- Opening Delimiter -

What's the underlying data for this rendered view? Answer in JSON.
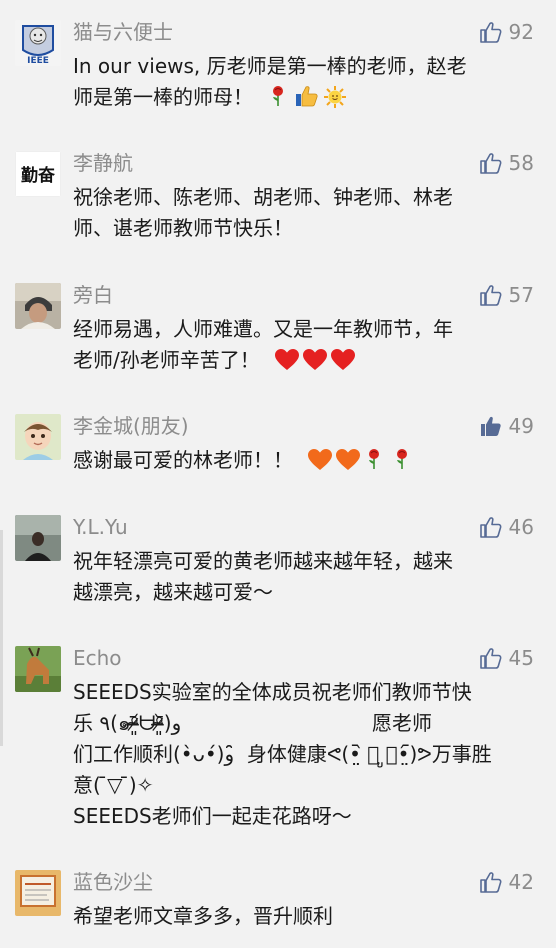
{
  "comments": [
    {
      "name": "猫与六便士",
      "likes": "92",
      "liked": false,
      "avatar_text": "IEEE",
      "lines": [
        "In our views, 厉老师是第一棒的老师，赵老",
        "师是第一棒的师母！"
      ],
      "emoji": [
        "rose-icon",
        "thumbs-up-icon",
        "sun-icon"
      ]
    },
    {
      "name": "李静航",
      "likes": "58",
      "liked": false,
      "avatar_text": "勤奋",
      "lines": [
        "祝徐老师、陈老师、胡老师、钟老师、林老",
        "师、谌老师教师节快乐！"
      ],
      "emoji": []
    },
    {
      "name": "旁白",
      "likes": "57",
      "liked": false,
      "lines": [
        "经师易遇，人师难遭。又是一年教师节，年",
        "老师/孙老师辛苦了！"
      ],
      "emoji": [
        "heart-icon",
        "heart-icon",
        "heart-icon"
      ]
    },
    {
      "name": "李金城(朋友)",
      "likes": "49",
      "liked": true,
      "lines": [
        "感谢最可爱的林老师！！"
      ],
      "emoji": [
        "orange-heart-icon",
        "orange-heart-icon",
        "rose-icon",
        "rose-icon"
      ]
    },
    {
      "name": "Y.L.Yu",
      "likes": "46",
      "liked": false,
      "lines": [
        "祝年轻漂亮可爱的黄老师越来越年轻，越来",
        "越漂亮，越来越可爱～"
      ],
      "emoji": []
    },
    {
      "name": "Echo",
      "likes": "45",
      "liked": false,
      "lines": [
        "SEEEDS实验室的全体成员祝老师们教师节快",
        "乐 ٩(๑ᵒ̴̶̷͈᷄ᗨᵒ̴̶̷͈᷅)و                              愿老师",
        "们工作顺利(•̀ᴗ•́)و ̑̑ 身体健康ᕙ(•̤᷆ ॒ ູ॒•̤᷇)ᕗ万事胜",
        "意( ̄▽ ̄)✧",
        "SEEEDS老师们一起走花路呀～"
      ],
      "emoji": []
    },
    {
      "name": "蓝色沙尘",
      "likes": "42",
      "liked": false,
      "lines": [
        "希望老师文章多多，晋升顺利"
      ],
      "emoji": []
    }
  ],
  "colors": {
    "name": "#8c8c8c",
    "text": "#1a1a1a",
    "like_outline": "#576b95",
    "like_filled": "#576b95",
    "background": "#f2f2f2"
  }
}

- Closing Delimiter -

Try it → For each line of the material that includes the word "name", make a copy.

Your solution →
      "name": "猫与六便士",
      "name": "李静航",
      "name": "旁白",
      "name": "李金城(朋友)",
      "name": "Y.L.Yu",
      "name": "Echo",
      "name": "蓝色沙尘",
    "name": "#8c8c8c",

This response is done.